**Records shown**

▼▼▼

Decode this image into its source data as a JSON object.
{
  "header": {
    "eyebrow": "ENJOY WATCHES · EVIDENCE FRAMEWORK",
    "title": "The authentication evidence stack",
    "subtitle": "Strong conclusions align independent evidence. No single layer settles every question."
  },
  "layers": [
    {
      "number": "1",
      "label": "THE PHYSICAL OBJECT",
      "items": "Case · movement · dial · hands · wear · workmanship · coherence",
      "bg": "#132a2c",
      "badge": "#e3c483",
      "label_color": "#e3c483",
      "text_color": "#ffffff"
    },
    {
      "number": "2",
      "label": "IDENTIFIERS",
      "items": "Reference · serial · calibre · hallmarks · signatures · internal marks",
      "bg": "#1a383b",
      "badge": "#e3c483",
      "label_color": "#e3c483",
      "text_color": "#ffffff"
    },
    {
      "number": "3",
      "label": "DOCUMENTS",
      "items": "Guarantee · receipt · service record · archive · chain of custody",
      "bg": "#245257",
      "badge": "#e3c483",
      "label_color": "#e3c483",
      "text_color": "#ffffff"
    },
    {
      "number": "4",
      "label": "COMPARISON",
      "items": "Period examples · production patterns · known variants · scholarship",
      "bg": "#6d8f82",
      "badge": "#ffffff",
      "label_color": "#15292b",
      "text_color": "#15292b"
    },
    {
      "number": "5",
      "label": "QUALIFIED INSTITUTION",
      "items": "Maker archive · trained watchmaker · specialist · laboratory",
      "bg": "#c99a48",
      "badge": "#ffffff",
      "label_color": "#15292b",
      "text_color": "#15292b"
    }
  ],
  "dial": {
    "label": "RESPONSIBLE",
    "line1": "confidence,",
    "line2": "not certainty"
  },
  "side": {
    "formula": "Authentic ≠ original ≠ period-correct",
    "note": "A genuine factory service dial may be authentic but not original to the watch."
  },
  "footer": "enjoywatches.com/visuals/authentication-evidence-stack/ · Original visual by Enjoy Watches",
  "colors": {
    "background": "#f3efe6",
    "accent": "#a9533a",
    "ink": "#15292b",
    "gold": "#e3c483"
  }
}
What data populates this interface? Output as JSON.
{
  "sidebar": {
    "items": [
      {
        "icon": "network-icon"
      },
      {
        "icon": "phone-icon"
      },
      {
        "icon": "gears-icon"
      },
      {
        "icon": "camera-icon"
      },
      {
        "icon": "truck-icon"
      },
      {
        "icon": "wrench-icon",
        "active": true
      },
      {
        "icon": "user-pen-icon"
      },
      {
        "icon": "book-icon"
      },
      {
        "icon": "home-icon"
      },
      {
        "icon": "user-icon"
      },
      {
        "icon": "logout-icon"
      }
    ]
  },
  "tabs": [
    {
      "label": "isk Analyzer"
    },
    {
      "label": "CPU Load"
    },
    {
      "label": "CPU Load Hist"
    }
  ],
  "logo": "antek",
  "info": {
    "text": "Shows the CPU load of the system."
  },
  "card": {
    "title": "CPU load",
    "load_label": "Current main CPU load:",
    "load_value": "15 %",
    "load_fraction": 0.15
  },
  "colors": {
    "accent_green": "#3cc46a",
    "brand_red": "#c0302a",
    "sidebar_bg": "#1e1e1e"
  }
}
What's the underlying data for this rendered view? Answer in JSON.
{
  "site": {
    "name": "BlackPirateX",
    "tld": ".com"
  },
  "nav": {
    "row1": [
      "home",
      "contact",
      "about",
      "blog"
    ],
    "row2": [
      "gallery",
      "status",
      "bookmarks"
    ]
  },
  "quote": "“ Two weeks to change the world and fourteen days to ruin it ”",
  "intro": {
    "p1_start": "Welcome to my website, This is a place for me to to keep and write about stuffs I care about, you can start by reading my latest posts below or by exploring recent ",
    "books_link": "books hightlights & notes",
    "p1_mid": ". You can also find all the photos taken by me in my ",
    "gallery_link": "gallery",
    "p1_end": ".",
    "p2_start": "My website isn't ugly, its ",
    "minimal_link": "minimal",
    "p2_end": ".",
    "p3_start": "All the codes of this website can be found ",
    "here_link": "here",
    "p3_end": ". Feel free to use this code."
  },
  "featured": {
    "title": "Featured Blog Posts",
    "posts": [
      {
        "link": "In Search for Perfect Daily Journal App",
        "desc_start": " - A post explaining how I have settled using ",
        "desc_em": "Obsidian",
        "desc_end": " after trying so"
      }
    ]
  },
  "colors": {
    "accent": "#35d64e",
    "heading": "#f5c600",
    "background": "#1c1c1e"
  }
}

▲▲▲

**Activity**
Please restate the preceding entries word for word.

**Response**
Decode this image into its source data as a JSON object.
{
  "header": {
    "eyebrow": "ENJOY WATCHES · EVIDENCE FRAMEWORK",
    "title": "The authentication evidence stack",
    "subtitle": "Strong conclusions align independent evidence. No single layer settles every question."
  },
  "layers": [
    {
      "number": "1",
      "label": "THE PHYSICAL OBJECT",
      "items": "Case · movement · dial · hands · wear · workmanship · coherence",
      "bg": "#132a2c",
      "badge": "#e3c483",
      "label_color": "#e3c483",
      "text_color": "#ffffff"
    },
    {
      "number": "2",
      "label": "IDENTIFIERS",
      "items": "Reference · serial · calibre · hallmarks · signatures · internal marks",
      "bg": "#1a383b",
      "badge": "#e3c483",
      "label_color": "#e3c483",
      "text_color": "#ffffff"
    },
    {
      "number": "3",
      "label": "DOCUMENTS",
      "items": "Guarantee · receipt · service record · archive · chain of custody",
      "bg": "#245257",
      "badge": "#e3c483",
      "label_color": "#e3c483",
      "text_color": "#ffffff"
    },
    {
      "number": "4",
      "label": "COMPARISON",
      "items": "Period examples · production patterns · known variants · scholarship",
      "bg": "#6d8f82",
      "badge": "#ffffff",
      "label_color": "#15292b",
      "text_color": "#15292b"
    },
    {
      "number": "5",
      "label": "QUALIFIED INSTITUTION",
      "items": "Maker archive · trained watchmaker · specialist · laboratory",
      "bg": "#c99a48",
      "badge": "#ffffff",
      "label_color": "#15292b",
      "text_color": "#15292b"
    }
  ],
  "dial": {
    "label": "RESPONSIBLE",
    "line1": "confidence,",
    "line2": "not certainty"
  },
  "side": {
    "formula": "Authentic ≠ original ≠ period-correct",
    "note": "A genuine factory service dial may be authentic but not original to the watch."
  },
  "footer": "enjoywatches.com/visuals/authentication-evidence-stack/ · Original visual by Enjoy Watches",
  "colors": {
    "background": "#f3efe6",
    "accent": "#a9533a",
    "ink": "#15292b",
    "gold": "#e3c483"
  }
}
What data populates this interface? Output as JSON.
{
  "sidebar": {
    "items": [
      {
        "icon": "network-icon"
      },
      {
        "icon": "phone-icon"
      },
      {
        "icon": "gears-icon"
      },
      {
        "icon": "camera-icon"
      },
      {
        "icon": "truck-icon"
      },
      {
        "icon": "wrench-icon",
        "active": true
      },
      {
        "icon": "user-pen-icon"
      },
      {
        "icon": "book-icon"
      },
      {
        "icon": "home-icon"
      },
      {
        "icon": "user-icon"
      },
      {
        "icon": "logout-icon"
      }
    ]
  },
  "tabs": [
    {
      "label": "isk Analyzer"
    },
    {
      "label": "CPU Load"
    },
    {
      "label": "CPU Load Hist"
    }
  ],
  "logo": "antek",
  "info": {
    "text": "Shows the CPU load of the system."
  },
  "card": {
    "title": "CPU load",
    "load_label": "Current main CPU load:",
    "load_value": "15 %",
    "load_fraction": 0.15
  },
  "colors": {
    "accent_green": "#3cc46a",
    "brand_red": "#c0302a",
    "sidebar_bg": "#1e1e1e"
  }
}
What's the underlying data for this rendered view? Answer in JSON.
{
  "site": {
    "name": "BlackPirateX",
    "tld": ".com"
  },
  "nav": {
    "row1": [
      "home",
      "contact",
      "about",
      "blog"
    ],
    "row2": [
      "gallery",
      "status",
      "bookmarks"
    ]
  },
  "quote": "“ Two weeks to change the world and fourteen days to ruin it ”",
  "intro": {
    "p1_start": "Welcome to my website, This is a place for me to to keep and write about stuffs I care about, you can start by reading my latest posts below or by exploring recent ",
    "books_link": "books hightlights & notes",
    "p1_mid": ". You can also find all the photos taken by me in my ",
    "gallery_link": "gallery",
    "p1_end": ".",
    "p2_start": "My website isn't ugly, its ",
    "minimal_link": "minimal",
    "p2_end": ".",
    "p3_start": "All the codes of this website can be found ",
    "here_link": "here",
    "p3_end": ". Feel free to use this code."
  },
  "featured": {
    "title": "Featured Blog Posts",
    "posts": [
      {
        "link": "In Search for Perfect Daily Journal App",
        "desc_start": " - A post explaining how I have settled using ",
        "desc_em": "Obsidian",
        "desc_end": " after trying so"
      }
    ]
  },
  "colors": {
    "accent": "#35d64e",
    "heading": "#f5c600",
    "background": "#1c1c1e"
  }
}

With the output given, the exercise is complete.